> **PROMPT**
How many lines in the listing below contain the string "true"? Say only the number.

> **RECORDS PROVIDED**
========
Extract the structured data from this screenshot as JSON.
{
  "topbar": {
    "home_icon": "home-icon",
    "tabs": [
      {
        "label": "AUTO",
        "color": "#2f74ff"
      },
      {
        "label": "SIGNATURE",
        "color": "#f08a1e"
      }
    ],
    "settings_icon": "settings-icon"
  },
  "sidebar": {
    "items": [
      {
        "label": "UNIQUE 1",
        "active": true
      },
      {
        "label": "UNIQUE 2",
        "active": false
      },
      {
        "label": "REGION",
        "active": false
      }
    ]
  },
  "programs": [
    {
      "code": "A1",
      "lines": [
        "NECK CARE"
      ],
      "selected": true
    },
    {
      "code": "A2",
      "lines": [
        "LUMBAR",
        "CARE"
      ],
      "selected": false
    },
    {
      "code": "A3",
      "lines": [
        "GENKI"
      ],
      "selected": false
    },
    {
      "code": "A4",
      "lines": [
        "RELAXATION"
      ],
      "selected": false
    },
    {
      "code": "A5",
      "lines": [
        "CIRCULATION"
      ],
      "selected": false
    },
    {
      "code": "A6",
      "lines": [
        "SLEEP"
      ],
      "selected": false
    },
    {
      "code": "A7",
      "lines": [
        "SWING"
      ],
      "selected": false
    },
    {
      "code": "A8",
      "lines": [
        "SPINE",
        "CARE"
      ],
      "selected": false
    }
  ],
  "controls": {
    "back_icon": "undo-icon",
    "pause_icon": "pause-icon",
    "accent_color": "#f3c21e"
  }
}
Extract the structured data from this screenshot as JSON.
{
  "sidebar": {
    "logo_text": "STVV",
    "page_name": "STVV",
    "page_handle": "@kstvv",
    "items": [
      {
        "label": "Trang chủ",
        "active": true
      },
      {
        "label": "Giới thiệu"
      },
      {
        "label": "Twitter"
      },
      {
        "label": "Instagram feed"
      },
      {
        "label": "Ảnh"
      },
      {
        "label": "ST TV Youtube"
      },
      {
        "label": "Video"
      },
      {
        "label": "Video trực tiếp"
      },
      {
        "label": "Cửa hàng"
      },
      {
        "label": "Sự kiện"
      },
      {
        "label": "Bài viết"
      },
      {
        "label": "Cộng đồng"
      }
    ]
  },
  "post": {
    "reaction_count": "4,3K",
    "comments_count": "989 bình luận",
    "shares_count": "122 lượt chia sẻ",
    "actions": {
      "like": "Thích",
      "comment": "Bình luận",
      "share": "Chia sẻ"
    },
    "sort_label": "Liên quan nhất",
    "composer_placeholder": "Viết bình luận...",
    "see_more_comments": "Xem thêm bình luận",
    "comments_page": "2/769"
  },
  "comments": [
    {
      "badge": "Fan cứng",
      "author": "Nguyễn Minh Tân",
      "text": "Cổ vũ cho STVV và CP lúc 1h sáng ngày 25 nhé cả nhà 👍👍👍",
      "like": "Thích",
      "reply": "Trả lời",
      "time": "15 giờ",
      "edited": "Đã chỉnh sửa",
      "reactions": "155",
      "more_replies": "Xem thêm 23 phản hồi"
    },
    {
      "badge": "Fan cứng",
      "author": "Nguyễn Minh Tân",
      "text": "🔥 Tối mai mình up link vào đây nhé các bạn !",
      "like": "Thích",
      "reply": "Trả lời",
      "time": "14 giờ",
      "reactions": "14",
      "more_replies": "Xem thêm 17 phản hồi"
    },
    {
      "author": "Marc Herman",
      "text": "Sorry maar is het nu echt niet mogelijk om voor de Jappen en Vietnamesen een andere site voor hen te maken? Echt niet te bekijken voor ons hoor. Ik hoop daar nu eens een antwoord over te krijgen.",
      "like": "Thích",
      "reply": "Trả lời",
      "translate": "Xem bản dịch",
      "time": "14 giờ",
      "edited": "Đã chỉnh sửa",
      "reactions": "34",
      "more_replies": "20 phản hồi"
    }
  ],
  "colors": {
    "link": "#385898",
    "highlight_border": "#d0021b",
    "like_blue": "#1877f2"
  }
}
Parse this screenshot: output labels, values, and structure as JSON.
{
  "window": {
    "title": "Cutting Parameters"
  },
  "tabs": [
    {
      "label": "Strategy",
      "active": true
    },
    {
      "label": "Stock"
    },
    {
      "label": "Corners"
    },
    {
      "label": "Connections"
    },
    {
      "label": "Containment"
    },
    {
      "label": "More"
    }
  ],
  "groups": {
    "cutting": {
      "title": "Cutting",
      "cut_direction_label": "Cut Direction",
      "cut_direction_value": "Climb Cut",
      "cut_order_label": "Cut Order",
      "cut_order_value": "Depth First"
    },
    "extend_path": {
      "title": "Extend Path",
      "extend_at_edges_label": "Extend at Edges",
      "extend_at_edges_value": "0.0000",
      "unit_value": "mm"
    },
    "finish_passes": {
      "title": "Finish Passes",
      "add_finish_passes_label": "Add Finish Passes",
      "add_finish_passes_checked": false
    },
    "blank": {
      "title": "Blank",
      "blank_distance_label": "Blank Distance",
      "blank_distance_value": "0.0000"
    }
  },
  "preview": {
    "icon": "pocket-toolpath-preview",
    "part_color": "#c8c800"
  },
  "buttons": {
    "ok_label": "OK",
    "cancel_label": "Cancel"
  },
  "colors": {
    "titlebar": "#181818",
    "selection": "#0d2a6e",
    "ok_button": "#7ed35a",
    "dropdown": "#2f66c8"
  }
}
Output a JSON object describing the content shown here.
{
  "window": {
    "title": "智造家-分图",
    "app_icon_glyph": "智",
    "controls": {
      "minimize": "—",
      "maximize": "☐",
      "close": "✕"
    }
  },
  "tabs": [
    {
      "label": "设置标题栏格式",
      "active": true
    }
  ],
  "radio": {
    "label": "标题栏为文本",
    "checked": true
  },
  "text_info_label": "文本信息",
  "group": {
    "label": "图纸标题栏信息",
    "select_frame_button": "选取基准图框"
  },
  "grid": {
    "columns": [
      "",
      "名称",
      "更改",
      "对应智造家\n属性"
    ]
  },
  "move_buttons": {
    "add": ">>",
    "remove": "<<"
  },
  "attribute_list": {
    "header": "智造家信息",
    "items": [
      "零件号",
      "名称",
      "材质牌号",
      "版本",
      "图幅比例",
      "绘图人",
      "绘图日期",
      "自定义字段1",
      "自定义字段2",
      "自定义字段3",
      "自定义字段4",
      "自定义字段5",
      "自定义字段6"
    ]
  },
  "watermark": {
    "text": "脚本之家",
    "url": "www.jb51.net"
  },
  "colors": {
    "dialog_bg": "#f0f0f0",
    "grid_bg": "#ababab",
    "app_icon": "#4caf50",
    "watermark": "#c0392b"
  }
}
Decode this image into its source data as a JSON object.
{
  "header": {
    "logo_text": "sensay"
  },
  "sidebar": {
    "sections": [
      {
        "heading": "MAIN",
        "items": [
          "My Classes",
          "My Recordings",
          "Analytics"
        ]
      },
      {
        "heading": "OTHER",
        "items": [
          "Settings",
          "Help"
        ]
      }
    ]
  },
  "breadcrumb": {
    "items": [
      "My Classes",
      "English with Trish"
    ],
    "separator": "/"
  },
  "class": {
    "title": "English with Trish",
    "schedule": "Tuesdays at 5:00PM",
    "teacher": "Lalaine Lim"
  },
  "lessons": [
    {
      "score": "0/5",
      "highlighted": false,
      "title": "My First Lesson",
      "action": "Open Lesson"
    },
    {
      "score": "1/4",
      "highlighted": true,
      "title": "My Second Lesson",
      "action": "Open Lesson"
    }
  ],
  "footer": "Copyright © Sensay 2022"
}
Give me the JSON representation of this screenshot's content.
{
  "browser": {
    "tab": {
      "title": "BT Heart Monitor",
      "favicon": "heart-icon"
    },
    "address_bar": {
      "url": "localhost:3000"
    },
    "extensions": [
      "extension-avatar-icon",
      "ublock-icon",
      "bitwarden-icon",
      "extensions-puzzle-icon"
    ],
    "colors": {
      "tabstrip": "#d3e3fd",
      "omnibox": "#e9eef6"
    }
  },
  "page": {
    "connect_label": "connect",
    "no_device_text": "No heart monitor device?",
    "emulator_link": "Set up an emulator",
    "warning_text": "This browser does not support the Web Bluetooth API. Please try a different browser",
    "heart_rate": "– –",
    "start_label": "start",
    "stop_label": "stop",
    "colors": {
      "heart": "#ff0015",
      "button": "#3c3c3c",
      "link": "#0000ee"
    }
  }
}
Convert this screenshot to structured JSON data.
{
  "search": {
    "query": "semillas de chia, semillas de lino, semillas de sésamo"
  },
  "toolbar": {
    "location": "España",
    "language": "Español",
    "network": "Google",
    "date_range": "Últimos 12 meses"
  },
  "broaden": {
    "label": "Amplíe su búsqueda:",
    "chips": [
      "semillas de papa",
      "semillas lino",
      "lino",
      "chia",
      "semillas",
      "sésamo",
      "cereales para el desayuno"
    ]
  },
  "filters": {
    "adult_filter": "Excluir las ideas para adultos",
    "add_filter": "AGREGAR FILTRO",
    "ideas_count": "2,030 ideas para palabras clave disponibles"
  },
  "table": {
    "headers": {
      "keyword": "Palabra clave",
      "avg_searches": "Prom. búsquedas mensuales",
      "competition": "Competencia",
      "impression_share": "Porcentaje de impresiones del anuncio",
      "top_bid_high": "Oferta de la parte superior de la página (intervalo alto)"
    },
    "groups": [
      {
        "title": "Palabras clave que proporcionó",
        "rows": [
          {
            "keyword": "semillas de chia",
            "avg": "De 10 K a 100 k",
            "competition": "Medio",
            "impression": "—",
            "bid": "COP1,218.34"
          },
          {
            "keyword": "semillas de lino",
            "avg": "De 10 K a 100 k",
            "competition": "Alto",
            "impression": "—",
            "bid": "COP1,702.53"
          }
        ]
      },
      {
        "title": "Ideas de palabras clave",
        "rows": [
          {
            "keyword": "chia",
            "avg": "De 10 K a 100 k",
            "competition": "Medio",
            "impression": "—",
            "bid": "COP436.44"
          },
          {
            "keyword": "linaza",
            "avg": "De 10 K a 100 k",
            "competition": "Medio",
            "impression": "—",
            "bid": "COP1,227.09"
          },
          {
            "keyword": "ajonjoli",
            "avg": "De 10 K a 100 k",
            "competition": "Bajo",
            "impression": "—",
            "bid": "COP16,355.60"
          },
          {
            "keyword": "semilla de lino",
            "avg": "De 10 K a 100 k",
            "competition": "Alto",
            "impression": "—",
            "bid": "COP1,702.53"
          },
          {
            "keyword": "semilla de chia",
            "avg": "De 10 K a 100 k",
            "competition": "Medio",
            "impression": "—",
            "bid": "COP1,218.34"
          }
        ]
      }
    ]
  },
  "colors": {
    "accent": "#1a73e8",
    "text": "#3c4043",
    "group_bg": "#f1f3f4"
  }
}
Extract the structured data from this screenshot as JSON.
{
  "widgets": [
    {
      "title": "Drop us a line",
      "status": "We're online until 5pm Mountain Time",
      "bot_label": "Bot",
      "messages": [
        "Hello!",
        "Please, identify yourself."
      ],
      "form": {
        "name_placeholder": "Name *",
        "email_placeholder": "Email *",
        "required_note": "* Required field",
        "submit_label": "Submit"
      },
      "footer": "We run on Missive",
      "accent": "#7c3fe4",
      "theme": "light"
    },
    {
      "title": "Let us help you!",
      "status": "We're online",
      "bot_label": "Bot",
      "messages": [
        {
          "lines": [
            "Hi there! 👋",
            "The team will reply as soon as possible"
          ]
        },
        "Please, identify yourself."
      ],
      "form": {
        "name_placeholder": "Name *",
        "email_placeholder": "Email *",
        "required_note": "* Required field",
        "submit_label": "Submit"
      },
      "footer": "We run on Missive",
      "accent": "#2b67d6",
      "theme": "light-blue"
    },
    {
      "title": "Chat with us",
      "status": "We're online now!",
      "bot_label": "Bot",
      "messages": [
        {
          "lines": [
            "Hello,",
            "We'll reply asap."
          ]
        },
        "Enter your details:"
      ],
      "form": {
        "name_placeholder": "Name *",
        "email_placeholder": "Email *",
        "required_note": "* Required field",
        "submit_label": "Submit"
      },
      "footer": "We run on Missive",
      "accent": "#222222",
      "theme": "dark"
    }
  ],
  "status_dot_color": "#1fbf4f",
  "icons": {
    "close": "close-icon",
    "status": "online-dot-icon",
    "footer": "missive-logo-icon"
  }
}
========
> **REPLY**
7